WHAT THE TASK REQUIRES >> Each record must be repeated exactly. None may be dropped.
((
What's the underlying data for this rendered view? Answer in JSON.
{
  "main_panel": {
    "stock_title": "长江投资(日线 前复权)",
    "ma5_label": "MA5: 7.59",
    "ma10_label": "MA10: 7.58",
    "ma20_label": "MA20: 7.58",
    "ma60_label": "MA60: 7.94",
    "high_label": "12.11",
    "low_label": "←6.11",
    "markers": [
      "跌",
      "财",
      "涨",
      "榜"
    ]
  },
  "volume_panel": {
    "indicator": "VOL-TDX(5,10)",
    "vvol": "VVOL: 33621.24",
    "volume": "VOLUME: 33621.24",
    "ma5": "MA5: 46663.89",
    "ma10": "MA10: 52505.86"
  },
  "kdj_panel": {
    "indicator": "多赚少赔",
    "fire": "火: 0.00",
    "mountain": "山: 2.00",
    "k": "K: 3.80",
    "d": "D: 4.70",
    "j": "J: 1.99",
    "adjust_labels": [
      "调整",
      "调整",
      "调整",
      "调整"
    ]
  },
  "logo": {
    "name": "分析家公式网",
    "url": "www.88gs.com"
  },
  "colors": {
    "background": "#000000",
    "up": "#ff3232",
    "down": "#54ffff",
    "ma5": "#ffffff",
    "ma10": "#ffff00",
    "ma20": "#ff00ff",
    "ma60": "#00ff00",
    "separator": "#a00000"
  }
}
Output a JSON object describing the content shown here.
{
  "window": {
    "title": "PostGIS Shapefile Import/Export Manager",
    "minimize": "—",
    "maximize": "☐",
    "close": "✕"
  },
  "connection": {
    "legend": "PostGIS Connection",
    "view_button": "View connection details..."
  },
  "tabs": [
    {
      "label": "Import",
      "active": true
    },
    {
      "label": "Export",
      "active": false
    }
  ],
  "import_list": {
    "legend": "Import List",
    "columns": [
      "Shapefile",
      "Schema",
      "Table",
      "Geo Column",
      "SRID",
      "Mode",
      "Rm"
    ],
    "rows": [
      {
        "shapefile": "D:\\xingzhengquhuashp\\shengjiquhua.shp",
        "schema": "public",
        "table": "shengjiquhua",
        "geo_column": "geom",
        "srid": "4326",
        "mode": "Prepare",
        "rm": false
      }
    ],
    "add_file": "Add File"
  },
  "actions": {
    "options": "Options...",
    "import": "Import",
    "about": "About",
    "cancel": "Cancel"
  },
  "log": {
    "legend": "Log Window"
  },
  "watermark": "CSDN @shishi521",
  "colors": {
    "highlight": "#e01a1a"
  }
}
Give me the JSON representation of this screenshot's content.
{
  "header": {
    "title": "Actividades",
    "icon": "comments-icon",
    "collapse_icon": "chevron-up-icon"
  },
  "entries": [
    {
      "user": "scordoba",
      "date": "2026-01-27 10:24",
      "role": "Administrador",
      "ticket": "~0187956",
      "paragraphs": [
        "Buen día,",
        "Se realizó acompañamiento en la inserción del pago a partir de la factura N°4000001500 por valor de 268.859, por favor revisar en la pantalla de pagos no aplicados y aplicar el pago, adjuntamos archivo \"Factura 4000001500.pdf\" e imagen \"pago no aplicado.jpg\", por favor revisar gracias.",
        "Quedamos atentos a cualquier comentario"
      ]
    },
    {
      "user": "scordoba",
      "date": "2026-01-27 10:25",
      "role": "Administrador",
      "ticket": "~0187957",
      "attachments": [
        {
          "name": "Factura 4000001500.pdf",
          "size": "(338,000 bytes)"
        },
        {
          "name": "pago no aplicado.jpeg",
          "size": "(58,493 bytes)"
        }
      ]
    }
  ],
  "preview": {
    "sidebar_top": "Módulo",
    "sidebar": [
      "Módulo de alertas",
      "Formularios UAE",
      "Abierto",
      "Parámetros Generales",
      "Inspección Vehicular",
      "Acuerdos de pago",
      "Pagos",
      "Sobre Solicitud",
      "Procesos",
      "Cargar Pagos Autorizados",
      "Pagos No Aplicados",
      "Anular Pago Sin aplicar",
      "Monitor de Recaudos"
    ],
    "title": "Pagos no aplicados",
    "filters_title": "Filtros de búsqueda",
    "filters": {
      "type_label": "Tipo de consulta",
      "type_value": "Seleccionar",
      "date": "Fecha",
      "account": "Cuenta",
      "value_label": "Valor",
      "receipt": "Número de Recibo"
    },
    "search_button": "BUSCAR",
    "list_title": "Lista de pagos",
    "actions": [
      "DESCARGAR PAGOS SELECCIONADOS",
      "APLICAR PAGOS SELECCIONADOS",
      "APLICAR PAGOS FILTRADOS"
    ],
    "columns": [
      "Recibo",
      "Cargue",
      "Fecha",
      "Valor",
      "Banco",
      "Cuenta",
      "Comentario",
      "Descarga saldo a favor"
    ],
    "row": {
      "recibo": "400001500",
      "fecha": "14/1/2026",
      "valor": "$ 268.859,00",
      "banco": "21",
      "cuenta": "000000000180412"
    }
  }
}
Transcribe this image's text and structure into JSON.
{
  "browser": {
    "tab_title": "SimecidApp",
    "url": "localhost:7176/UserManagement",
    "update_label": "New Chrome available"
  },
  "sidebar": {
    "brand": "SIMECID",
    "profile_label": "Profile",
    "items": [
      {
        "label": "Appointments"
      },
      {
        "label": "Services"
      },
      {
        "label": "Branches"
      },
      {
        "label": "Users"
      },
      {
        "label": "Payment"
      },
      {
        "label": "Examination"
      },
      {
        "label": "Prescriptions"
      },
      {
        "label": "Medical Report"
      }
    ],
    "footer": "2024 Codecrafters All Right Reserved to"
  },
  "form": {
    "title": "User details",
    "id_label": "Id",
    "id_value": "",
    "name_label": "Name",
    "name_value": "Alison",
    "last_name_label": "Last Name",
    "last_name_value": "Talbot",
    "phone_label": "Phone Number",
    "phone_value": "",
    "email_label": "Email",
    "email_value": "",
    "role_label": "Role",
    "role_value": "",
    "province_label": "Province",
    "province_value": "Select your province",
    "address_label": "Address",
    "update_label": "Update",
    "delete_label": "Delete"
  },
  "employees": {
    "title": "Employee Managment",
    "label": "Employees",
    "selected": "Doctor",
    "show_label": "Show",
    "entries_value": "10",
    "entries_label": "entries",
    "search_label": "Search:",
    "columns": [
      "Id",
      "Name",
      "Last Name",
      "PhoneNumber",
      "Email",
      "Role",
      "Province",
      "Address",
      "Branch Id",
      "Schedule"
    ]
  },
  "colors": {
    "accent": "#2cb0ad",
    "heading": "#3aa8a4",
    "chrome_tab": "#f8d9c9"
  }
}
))
THE COMPLETED TASK >>
What's the underlying data for this rendered view? Answer in JSON.
{
  "main_panel": {
    "stock_title": "长江投资(日线 前复权)",
    "ma5_label": "MA5: 7.59",
    "ma10_label": "MA10: 7.58",
    "ma20_label": "MA20: 7.58",
    "ma60_label": "MA60: 7.94",
    "high_label": "12.11",
    "low_label": "←6.11",
    "markers": [
      "跌",
      "财",
      "涨",
      "榜"
    ]
  },
  "volume_panel": {
    "indicator": "VOL-TDX(5,10)",
    "vvol": "VVOL: 33621.24",
    "volume": "VOLUME: 33621.24",
    "ma5": "MA5: 46663.89",
    "ma10": "MA10: 52505.86"
  },
  "kdj_panel": {
    "indicator": "多赚少赔",
    "fire": "火: 0.00",
    "mountain": "山: 2.00",
    "k": "K: 3.80",
    "d": "D: 4.70",
    "j": "J: 1.99",
    "adjust_labels": [
      "调整",
      "调整",
      "调整",
      "调整"
    ]
  },
  "logo": {
    "name": "分析家公式网",
    "url": "www.88gs.com"
  },
  "colors": {
    "background": "#000000",
    "up": "#ff3232",
    "down": "#54ffff",
    "ma5": "#ffffff",
    "ma10": "#ffff00",
    "ma20": "#ff00ff",
    "ma60": "#00ff00",
    "separator": "#a00000"
  }
}
Output a JSON object describing the content shown here.
{
  "window": {
    "title": "PostGIS Shapefile Import/Export Manager",
    "minimize": "—",
    "maximize": "☐",
    "close": "✕"
  },
  "connection": {
    "legend": "PostGIS Connection",
    "view_button": "View connection details..."
  },
  "tabs": [
    {
      "label": "Import",
      "active": true
    },
    {
      "label": "Export",
      "active": false
    }
  ],
  "import_list": {
    "legend": "Import List",
    "columns": [
      "Shapefile",
      "Schema",
      "Table",
      "Geo Column",
      "SRID",
      "Mode",
      "Rm"
    ],
    "rows": [
      {
        "shapefile": "D:\\xingzhengquhuashp\\shengjiquhua.shp",
        "schema": "public",
        "table": "shengjiquhua",
        "geo_column": "geom",
        "srid": "4326",
        "mode": "Prepare",
        "rm": false
      }
    ],
    "add_file": "Add File"
  },
  "actions": {
    "options": "Options...",
    "import": "Import",
    "about": "About",
    "cancel": "Cancel"
  },
  "log": {
    "legend": "Log Window"
  },
  "watermark": "CSDN @shishi521",
  "colors": {
    "highlight": "#e01a1a"
  }
}
Give me the JSON representation of this screenshot's content.
{
  "header": {
    "title": "Actividades",
    "icon": "comments-icon",
    "collapse_icon": "chevron-up-icon"
  },
  "entries": [
    {
      "user": "scordoba",
      "date": "2026-01-27 10:24",
      "role": "Administrador",
      "ticket": "~0187956",
      "paragraphs": [
        "Buen día,",
        "Se realizó acompañamiento en la inserción del pago a partir de la factura N°4000001500 por valor de 268.859, por favor revisar en la pantalla de pagos no aplicados y aplicar el pago, adjuntamos archivo \"Factura 4000001500.pdf\" e imagen \"pago no aplicado.jpg\", por favor revisar gracias.",
        "Quedamos atentos a cualquier comentario"
      ]
    },
    {
      "user": "scordoba",
      "date": "2026-01-27 10:25",
      "role": "Administrador",
      "ticket": "~0187957",
      "attachments": [
        {
          "name": "Factura 4000001500.pdf",
          "size": "(338,000 bytes)"
        },
        {
          "name": "pago no aplicado.jpeg",
          "size": "(58,493 bytes)"
        }
      ]
    }
  ],
  "preview": {
    "sidebar_top": "Módulo",
    "sidebar": [
      "Módulo de alertas",
      "Formularios UAE",
      "Abierto",
      "Parámetros Generales",
      "Inspección Vehicular",
      "Acuerdos de pago",
      "Pagos",
      "Sobre Solicitud",
      "Procesos",
      "Cargar Pagos Autorizados",
      "Pagos No Aplicados",
      "Anular Pago Sin aplicar",
      "Monitor de Recaudos"
    ],
    "title": "Pagos no aplicados",
    "filters_title": "Filtros de búsqueda",
    "filters": {
      "type_label": "Tipo de consulta",
      "type_value": "Seleccionar",
      "date": "Fecha",
      "account": "Cuenta",
      "value_label": "Valor",
      "receipt": "Número de Recibo"
    },
    "search_button": "BUSCAR",
    "list_title": "Lista de pagos",
    "actions": [
      "DESCARGAR PAGOS SELECCIONADOS",
      "APLICAR PAGOS SELECCIONADOS",
      "APLICAR PAGOS FILTRADOS"
    ],
    "columns": [
      "Recibo",
      "Cargue",
      "Fecha",
      "Valor",
      "Banco",
      "Cuenta",
      "Comentario",
      "Descarga saldo a favor"
    ],
    "row": {
      "recibo": "400001500",
      "fecha": "14/1/2026",
      "valor": "$ 268.859,00",
      "banco": "21",
      "cuenta": "000000000180412"
    }
  }
}
Transcribe this image's text and structure into JSON.
{
  "browser": {
    "tab_title": "SimecidApp",
    "url": "localhost:7176/UserManagement",
    "update_label": "New Chrome available"
  },
  "sidebar": {
    "brand": "SIMECID",
    "profile_label": "Profile",
    "items": [
      {
        "label": "Appointments"
      },
      {
        "label": "Services"
      },
      {
        "label": "Branches"
      },
      {
        "label": "Users"
      },
      {
        "label": "Payment"
      },
      {
        "label": "Examination"
      },
      {
        "label": "Prescriptions"
      },
      {
        "label": "Medical Report"
      }
    ],
    "footer": "2024 Codecrafters All Right Reserved to"
  },
  "form": {
    "title": "User details",
    "id_label": "Id",
    "id_value": "",
    "name_label": "Name",
    "name_value": "Alison",
    "last_name_label": "Last Name",
    "last_name_value": "Talbot",
    "phone_label": "Phone Number",
    "phone_value": "",
    "email_label": "Email",
    "email_value": "",
    "role_label": "Role",
    "role_value": "",
    "province_label": "Province",
    "province_value": "Select your province",
    "address_label": "Address",
    "update_label": "Update",
    "delete_label": "Delete"
  },
  "employees": {
    "title": "Employee Managment",
    "label": "Employees",
    "selected": "Doctor",
    "show_label": "Show",
    "entries_value": "10",
    "entries_label": "entries",
    "search_label": "Search:",
    "columns": [
      "Id",
      "Name",
      "Last Name",
      "PhoneNumber",
      "Email",
      "Role",
      "Province",
      "Address",
      "Branch Id",
      "Schedule"
    ]
  },
  "colors": {
    "accent": "#2cb0ad",
    "heading": "#3aa8a4",
    "chrome_tab": "#f8d9c9"
  }
}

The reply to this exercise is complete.